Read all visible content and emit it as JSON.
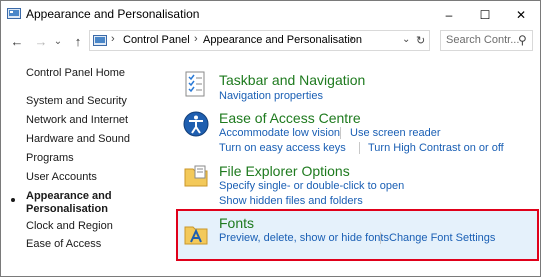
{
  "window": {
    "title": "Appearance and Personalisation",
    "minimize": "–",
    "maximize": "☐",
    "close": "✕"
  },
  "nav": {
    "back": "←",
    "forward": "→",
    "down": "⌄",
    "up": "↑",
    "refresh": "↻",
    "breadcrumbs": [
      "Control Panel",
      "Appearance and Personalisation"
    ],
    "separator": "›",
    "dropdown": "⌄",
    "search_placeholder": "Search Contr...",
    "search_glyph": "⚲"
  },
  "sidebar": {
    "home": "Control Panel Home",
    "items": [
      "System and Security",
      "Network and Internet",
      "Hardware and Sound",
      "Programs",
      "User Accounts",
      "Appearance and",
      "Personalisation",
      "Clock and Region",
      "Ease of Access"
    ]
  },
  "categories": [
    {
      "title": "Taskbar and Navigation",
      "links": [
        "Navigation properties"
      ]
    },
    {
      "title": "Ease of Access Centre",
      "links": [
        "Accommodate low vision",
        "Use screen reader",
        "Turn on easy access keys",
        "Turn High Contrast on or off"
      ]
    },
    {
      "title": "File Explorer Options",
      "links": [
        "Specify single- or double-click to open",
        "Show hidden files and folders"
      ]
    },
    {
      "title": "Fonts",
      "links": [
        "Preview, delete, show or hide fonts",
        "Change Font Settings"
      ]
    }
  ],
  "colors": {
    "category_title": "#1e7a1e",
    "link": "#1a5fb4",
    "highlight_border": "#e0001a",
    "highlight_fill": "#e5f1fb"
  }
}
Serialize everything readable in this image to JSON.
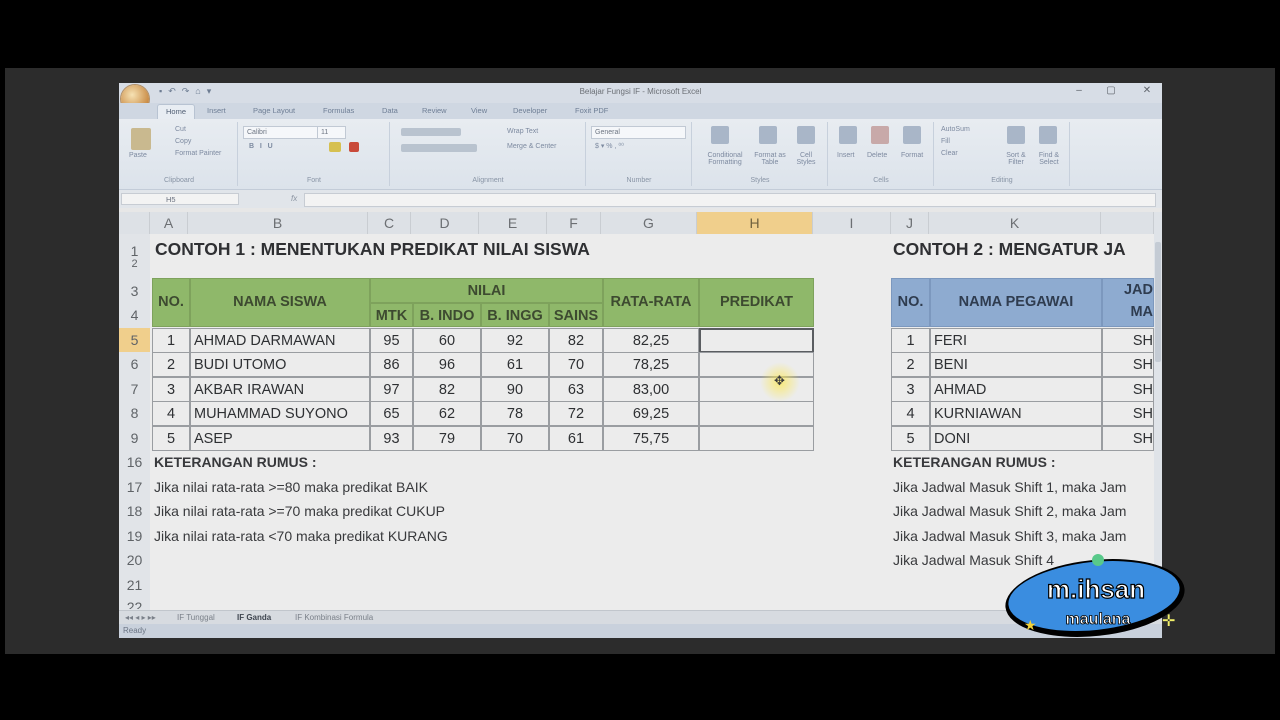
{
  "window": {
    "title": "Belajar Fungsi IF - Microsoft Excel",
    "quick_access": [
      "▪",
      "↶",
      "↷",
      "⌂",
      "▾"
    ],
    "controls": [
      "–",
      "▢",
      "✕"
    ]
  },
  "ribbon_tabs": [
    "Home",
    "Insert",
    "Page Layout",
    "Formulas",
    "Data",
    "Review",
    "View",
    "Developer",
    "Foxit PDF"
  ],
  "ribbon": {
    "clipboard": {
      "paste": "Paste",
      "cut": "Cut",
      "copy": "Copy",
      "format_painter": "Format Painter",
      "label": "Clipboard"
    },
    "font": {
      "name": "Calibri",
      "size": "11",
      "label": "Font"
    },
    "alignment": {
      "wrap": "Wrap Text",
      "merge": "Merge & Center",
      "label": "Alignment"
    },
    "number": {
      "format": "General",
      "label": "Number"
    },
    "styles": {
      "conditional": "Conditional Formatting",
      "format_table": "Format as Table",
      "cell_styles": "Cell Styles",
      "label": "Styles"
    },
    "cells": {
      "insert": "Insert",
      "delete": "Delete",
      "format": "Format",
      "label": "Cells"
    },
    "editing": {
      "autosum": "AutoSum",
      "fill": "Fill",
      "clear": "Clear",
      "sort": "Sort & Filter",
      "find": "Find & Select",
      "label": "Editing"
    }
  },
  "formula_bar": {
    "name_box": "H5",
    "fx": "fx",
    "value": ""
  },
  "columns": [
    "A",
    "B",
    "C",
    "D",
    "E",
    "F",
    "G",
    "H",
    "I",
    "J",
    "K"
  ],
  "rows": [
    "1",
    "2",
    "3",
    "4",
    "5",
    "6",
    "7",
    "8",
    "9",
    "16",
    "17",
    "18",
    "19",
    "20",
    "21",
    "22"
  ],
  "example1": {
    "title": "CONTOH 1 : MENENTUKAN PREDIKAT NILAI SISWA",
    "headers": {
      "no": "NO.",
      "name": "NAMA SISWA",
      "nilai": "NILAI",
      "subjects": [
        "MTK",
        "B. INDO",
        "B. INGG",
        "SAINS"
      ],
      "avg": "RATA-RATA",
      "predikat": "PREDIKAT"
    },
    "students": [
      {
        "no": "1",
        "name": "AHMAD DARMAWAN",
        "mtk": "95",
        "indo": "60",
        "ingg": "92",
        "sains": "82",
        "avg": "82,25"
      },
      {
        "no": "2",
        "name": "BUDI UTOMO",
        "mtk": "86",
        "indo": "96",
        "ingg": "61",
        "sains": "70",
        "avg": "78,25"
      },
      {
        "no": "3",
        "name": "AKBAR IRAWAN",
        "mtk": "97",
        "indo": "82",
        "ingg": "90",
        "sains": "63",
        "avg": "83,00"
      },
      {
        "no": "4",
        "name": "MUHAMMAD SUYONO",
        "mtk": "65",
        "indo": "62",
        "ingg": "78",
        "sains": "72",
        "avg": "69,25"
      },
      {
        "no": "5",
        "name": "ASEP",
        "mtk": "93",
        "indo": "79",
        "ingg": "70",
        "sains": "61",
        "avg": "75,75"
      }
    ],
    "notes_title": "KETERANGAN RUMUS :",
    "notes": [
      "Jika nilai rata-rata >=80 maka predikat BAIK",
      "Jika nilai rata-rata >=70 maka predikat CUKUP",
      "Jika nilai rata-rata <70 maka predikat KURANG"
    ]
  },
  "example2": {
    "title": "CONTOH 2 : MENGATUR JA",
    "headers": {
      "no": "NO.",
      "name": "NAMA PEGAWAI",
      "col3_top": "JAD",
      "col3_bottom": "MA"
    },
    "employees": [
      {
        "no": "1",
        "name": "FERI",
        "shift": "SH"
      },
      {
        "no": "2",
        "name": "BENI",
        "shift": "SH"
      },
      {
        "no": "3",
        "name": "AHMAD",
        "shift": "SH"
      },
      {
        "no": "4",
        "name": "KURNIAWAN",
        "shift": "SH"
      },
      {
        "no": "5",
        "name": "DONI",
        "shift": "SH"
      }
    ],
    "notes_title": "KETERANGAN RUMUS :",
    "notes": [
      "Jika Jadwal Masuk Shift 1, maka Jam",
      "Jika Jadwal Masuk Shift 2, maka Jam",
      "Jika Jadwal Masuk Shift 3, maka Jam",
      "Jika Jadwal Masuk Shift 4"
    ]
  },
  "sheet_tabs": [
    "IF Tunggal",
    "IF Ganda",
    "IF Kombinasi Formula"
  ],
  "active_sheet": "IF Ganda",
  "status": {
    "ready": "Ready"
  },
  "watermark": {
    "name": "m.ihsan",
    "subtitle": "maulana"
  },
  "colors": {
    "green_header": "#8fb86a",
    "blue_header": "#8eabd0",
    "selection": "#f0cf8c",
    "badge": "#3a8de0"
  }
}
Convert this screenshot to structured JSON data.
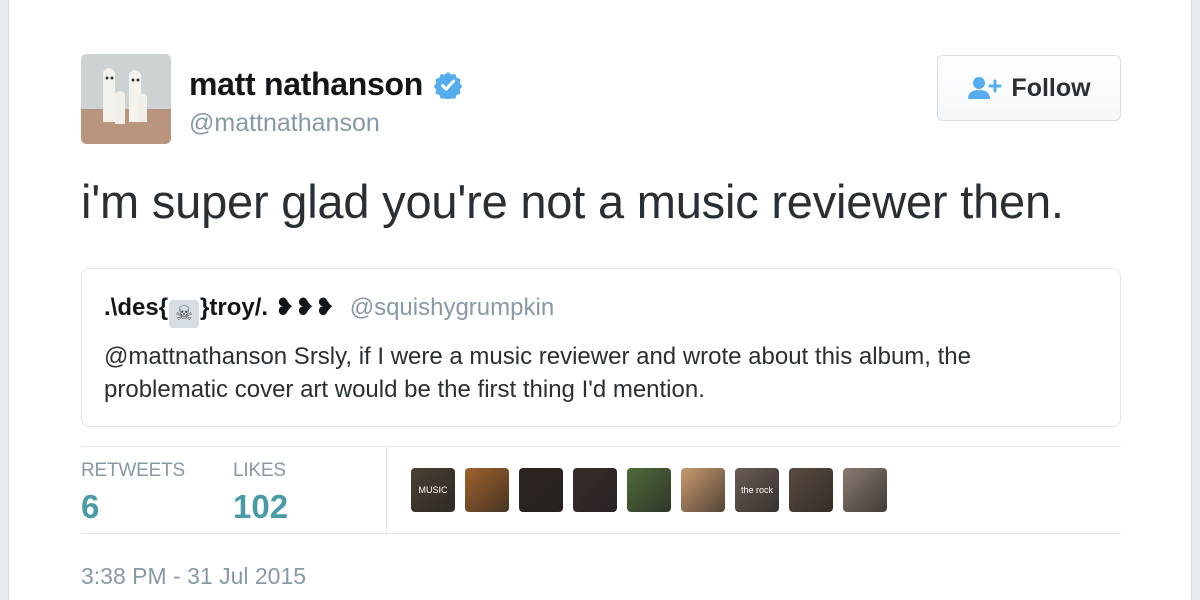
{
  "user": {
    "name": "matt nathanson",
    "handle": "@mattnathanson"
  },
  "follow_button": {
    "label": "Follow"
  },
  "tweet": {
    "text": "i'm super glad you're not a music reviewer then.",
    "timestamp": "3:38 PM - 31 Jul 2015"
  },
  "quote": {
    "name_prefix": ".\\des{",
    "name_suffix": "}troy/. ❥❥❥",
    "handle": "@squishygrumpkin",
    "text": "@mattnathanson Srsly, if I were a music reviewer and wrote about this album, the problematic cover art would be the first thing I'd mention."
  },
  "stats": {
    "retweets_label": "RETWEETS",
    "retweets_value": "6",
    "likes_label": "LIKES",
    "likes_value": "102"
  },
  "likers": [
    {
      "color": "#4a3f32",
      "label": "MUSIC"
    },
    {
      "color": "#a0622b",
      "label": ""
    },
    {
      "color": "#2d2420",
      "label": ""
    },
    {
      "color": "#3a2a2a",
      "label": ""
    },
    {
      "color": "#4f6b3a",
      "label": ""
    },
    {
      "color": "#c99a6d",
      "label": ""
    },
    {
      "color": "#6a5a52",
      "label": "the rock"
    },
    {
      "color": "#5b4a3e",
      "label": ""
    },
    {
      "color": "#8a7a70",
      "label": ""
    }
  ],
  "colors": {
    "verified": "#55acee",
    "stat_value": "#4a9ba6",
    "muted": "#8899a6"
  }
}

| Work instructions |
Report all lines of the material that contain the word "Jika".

| Result |
      "Jika nilai rata-rata >=80 maka predikat BAIK",
      "Jika nilai rata-rata >=70 maka predikat CUKUP",
      "Jika nilai rata-rata <70 maka predikat KURANG"
      "Jika Jadwal Masuk Shift 1, maka Jam",
      "Jika Jadwal Masuk Shift 2, maka Jam",
      "Jika Jadwal Masuk Shift 3, maka Jam",
      "Jika Jadwal Masuk Shift 4"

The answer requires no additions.